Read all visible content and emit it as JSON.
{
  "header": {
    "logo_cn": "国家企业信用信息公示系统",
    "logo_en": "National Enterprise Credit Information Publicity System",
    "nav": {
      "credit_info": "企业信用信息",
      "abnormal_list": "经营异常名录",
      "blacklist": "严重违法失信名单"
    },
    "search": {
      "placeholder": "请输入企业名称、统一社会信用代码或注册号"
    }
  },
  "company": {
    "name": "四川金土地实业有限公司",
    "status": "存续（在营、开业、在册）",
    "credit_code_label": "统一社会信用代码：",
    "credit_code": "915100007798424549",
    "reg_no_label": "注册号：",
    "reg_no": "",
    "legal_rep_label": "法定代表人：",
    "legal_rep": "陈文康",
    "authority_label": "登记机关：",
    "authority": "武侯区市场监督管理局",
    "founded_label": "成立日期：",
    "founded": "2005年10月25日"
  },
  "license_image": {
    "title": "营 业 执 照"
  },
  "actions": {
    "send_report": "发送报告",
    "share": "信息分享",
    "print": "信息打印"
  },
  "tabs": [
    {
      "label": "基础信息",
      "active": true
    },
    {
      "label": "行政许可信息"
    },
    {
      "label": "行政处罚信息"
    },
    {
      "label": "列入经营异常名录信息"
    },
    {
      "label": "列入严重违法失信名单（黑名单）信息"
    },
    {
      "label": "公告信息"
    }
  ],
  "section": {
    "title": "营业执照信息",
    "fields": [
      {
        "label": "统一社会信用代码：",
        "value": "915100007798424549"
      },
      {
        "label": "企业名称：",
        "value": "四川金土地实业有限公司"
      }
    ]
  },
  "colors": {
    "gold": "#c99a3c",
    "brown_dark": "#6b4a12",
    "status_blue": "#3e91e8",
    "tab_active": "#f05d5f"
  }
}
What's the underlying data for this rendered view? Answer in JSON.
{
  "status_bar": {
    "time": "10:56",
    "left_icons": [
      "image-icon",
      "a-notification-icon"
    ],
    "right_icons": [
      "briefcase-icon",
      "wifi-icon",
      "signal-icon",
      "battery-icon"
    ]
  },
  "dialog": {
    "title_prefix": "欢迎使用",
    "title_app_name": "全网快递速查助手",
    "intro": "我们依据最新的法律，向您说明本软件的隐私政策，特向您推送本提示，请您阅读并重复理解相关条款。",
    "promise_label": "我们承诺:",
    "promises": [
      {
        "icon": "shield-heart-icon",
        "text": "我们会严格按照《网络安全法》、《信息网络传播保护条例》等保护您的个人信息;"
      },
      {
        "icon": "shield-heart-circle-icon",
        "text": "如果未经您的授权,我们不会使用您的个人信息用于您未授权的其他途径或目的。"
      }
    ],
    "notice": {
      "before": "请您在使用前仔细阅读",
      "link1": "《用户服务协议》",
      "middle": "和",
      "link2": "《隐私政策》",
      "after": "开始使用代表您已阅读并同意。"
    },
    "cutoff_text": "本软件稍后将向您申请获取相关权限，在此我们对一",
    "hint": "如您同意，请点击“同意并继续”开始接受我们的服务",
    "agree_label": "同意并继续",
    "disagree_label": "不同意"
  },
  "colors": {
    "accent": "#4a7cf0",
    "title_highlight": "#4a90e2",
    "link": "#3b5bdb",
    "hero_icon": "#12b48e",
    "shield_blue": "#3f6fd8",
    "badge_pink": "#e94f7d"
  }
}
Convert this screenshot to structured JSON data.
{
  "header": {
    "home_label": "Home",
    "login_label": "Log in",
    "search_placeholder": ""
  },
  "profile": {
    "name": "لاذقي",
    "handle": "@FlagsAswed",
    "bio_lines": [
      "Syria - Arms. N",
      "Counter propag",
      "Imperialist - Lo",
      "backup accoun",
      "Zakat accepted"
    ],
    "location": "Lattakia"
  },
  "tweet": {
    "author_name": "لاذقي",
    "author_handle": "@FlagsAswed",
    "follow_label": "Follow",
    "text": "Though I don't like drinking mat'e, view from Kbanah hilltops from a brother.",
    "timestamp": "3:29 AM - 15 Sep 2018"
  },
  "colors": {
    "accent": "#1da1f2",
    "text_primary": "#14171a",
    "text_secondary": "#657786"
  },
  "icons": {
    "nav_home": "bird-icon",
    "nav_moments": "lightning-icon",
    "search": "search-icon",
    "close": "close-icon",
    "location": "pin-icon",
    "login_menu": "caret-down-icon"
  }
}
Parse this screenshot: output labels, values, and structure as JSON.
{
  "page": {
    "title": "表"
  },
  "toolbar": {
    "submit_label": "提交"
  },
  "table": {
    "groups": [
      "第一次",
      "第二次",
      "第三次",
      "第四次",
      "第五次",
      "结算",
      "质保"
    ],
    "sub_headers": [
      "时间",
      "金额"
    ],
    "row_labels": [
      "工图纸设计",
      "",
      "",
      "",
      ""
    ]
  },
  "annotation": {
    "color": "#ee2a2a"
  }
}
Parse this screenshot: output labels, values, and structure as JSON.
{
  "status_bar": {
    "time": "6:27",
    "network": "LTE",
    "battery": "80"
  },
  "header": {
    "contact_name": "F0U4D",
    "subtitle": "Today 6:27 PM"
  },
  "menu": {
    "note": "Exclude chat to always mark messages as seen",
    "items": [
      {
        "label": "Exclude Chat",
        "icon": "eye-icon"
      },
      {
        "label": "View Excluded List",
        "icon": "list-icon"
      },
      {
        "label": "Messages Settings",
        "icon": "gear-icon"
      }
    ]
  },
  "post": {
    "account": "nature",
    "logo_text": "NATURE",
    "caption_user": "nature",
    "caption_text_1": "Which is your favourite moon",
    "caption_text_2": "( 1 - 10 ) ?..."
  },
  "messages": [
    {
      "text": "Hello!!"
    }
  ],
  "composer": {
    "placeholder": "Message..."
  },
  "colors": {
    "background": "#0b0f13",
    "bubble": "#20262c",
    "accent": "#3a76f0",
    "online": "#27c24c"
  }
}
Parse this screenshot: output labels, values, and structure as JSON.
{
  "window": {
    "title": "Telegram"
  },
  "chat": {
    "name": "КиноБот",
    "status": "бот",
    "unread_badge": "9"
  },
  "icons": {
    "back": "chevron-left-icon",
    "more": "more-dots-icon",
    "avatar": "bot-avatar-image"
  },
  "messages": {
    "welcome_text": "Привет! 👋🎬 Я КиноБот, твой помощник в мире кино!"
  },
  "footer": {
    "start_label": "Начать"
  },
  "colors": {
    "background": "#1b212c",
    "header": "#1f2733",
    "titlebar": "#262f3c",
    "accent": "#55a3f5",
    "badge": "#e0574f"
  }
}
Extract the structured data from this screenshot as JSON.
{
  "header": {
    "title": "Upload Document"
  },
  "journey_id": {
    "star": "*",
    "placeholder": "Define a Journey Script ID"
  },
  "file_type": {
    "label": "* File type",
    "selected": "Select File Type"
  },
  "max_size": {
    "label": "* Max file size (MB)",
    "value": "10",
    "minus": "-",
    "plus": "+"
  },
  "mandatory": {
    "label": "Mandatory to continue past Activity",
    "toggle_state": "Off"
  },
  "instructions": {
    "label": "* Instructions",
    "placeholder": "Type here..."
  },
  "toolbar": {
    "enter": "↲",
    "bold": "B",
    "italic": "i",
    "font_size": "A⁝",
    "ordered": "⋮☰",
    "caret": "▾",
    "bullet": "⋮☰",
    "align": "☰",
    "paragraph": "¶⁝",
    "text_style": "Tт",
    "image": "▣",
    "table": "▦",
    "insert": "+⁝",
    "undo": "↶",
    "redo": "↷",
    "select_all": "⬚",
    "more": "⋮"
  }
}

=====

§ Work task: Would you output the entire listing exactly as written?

§ Response to the task:
Read all visible content and emit it as JSON.
{
  "header": {
    "logo_cn": "国家企业信用信息公示系统",
    "logo_en": "National Enterprise Credit Information Publicity System",
    "nav": {
      "credit_info": "企业信用信息",
      "abnormal_list": "经营异常名录",
      "blacklist": "严重违法失信名单"
    },
    "search": {
      "placeholder": "请输入企业名称、统一社会信用代码或注册号"
    }
  },
  "company": {
    "name": "四川金土地实业有限公司",
    "status": "存续（在营、开业、在册）",
    "credit_code_label": "统一社会信用代码：",
    "credit_code": "915100007798424549",
    "reg_no_label": "注册号：",
    "reg_no": "",
    "legal_rep_label": "法定代表人：",
    "legal_rep": "陈文康",
    "authority_label": "登记机关：",
    "authority": "武侯区市场监督管理局",
    "founded_label": "成立日期：",
    "founded": "2005年10月25日"
  },
  "license_image": {
    "title": "营 业 执 照"
  },
  "actions": {
    "send_report": "发送报告",
    "share": "信息分享",
    "print": "信息打印"
  },
  "tabs": [
    {
      "label": "基础信息",
      "active": true
    },
    {
      "label": "行政许可信息"
    },
    {
      "label": "行政处罚信息"
    },
    {
      "label": "列入经营异常名录信息"
    },
    {
      "label": "列入严重违法失信名单（黑名单）信息"
    },
    {
      "label": "公告信息"
    }
  ],
  "section": {
    "title": "营业执照信息",
    "fields": [
      {
        "label": "统一社会信用代码：",
        "value": "915100007798424549"
      },
      {
        "label": "企业名称：",
        "value": "四川金土地实业有限公司"
      }
    ]
  },
  "colors": {
    "gold": "#c99a3c",
    "brown_dark": "#6b4a12",
    "status_blue": "#3e91e8",
    "tab_active": "#f05d5f"
  }
}
What's the underlying data for this rendered view? Answer in JSON.
{
  "status_bar": {
    "time": "10:56",
    "left_icons": [
      "image-icon",
      "a-notification-icon"
    ],
    "right_icons": [
      "briefcase-icon",
      "wifi-icon",
      "signal-icon",
      "battery-icon"
    ]
  },
  "dialog": {
    "title_prefix": "欢迎使用",
    "title_app_name": "全网快递速查助手",
    "intro": "我们依据最新的法律，向您说明本软件的隐私政策，特向您推送本提示，请您阅读并重复理解相关条款。",
    "promise_label": "我们承诺:",
    "promises": [
      {
        "icon": "shield-heart-icon",
        "text": "我们会严格按照《网络安全法》、《信息网络传播保护条例》等保护您的个人信息;"
      },
      {
        "icon": "shield-heart-circle-icon",
        "text": "如果未经您的授权,我们不会使用您的个人信息用于您未授权的其他途径或目的。"
      }
    ],
    "notice": {
      "before": "请您在使用前仔细阅读",
      "link1": "《用户服务协议》",
      "middle": "和",
      "link2": "《隐私政策》",
      "after": "开始使用代表您已阅读并同意。"
    },
    "cutoff_text": "本软件稍后将向您申请获取相关权限，在此我们对一",
    "hint": "如您同意，请点击“同意并继续”开始接受我们的服务",
    "agree_label": "同意并继续",
    "disagree_label": "不同意"
  },
  "colors": {
    "accent": "#4a7cf0",
    "title_highlight": "#4a90e2",
    "link": "#3b5bdb",
    "hero_icon": "#12b48e",
    "shield_blue": "#3f6fd8",
    "badge_pink": "#e94f7d"
  }
}
Convert this screenshot to structured JSON data.
{
  "header": {
    "home_label": "Home",
    "login_label": "Log in",
    "search_placeholder": ""
  },
  "profile": {
    "name": "لاذقي",
    "handle": "@FlagsAswed",
    "bio_lines": [
      "Syria - Arms. N",
      "Counter propag",
      "Imperialist - Lo",
      "backup accoun",
      "Zakat accepted"
    ],
    "location": "Lattakia"
  },
  "tweet": {
    "author_name": "لاذقي",
    "author_handle": "@FlagsAswed",
    "follow_label": "Follow",
    "text": "Though I don't like drinking mat'e, view from Kbanah hilltops from a brother.",
    "timestamp": "3:29 AM - 15 Sep 2018"
  },
  "colors": {
    "accent": "#1da1f2",
    "text_primary": "#14171a",
    "text_secondary": "#657786"
  },
  "icons": {
    "nav_home": "bird-icon",
    "nav_moments": "lightning-icon",
    "search": "search-icon",
    "close": "close-icon",
    "location": "pin-icon",
    "login_menu": "caret-down-icon"
  }
}
Parse this screenshot: output labels, values, and structure as JSON.
{
  "page": {
    "title": "表"
  },
  "toolbar": {
    "submit_label": "提交"
  },
  "table": {
    "groups": [
      "第一次",
      "第二次",
      "第三次",
      "第四次",
      "第五次",
      "结算",
      "质保"
    ],
    "sub_headers": [
      "时间",
      "金额"
    ],
    "row_labels": [
      "工图纸设计",
      "",
      "",
      "",
      ""
    ]
  },
  "annotation": {
    "color": "#ee2a2a"
  }
}
Parse this screenshot: output labels, values, and structure as JSON.
{
  "status_bar": {
    "time": "6:27",
    "network": "LTE",
    "battery": "80"
  },
  "header": {
    "contact_name": "F0U4D",
    "subtitle": "Today 6:27 PM"
  },
  "menu": {
    "note": "Exclude chat to always mark messages as seen",
    "items": [
      {
        "label": "Exclude Chat",
        "icon": "eye-icon"
      },
      {
        "label": "View Excluded List",
        "icon": "list-icon"
      },
      {
        "label": "Messages Settings",
        "icon": "gear-icon"
      }
    ]
  },
  "post": {
    "account": "nature",
    "logo_text": "NATURE",
    "caption_user": "nature",
    "caption_text_1": "Which is your favourite moon",
    "caption_text_2": "( 1 - 10 ) ?..."
  },
  "messages": [
    {
      "text": "Hello!!"
    }
  ],
  "composer": {
    "placeholder": "Message..."
  },
  "colors": {
    "background": "#0b0f13",
    "bubble": "#20262c",
    "accent": "#3a76f0",
    "online": "#27c24c"
  }
}
Parse this screenshot: output labels, values, and structure as JSON.
{
  "window": {
    "title": "Telegram"
  },
  "chat": {
    "name": "КиноБот",
    "status": "бот",
    "unread_badge": "9"
  },
  "icons": {
    "back": "chevron-left-icon",
    "more": "more-dots-icon",
    "avatar": "bot-avatar-image"
  },
  "messages": {
    "welcome_text": "Привет! 👋🎬 Я КиноБот, твой помощник в мире кино!"
  },
  "footer": {
    "start_label": "Начать"
  },
  "colors": {
    "background": "#1b212c",
    "header": "#1f2733",
    "titlebar": "#262f3c",
    "accent": "#55a3f5",
    "badge": "#e0574f"
  }
}
Extract the structured data from this screenshot as JSON.
{
  "header": {
    "title": "Upload Document"
  },
  "journey_id": {
    "star": "*",
    "placeholder": "Define a Journey Script ID"
  },
  "file_type": {
    "label": "* File type",
    "selected": "Select File Type"
  },
  "max_size": {
    "label": "* Max file size (MB)",
    "value": "10",
    "minus": "-",
    "plus": "+"
  },
  "mandatory": {
    "label": "Mandatory to continue past Activity",
    "toggle_state": "Off"
  },
  "instructions": {
    "label": "* Instructions",
    "placeholder": "Type here..."
  },
  "toolbar": {
    "enter": "↲",
    "bold": "B",
    "italic": "i",
    "font_size": "A⁝",
    "ordered": "⋮☰",
    "caret": "▾",
    "bullet": "⋮☰",
    "align": "☰",
    "paragraph": "¶⁝",
    "text_style": "Tт",
    "image": "▣",
    "table": "▦",
    "insert": "+⁝",
    "undo": "↶",
    "redo": "↷",
    "select_all": "⬚",
    "more": "⋮"
  }
}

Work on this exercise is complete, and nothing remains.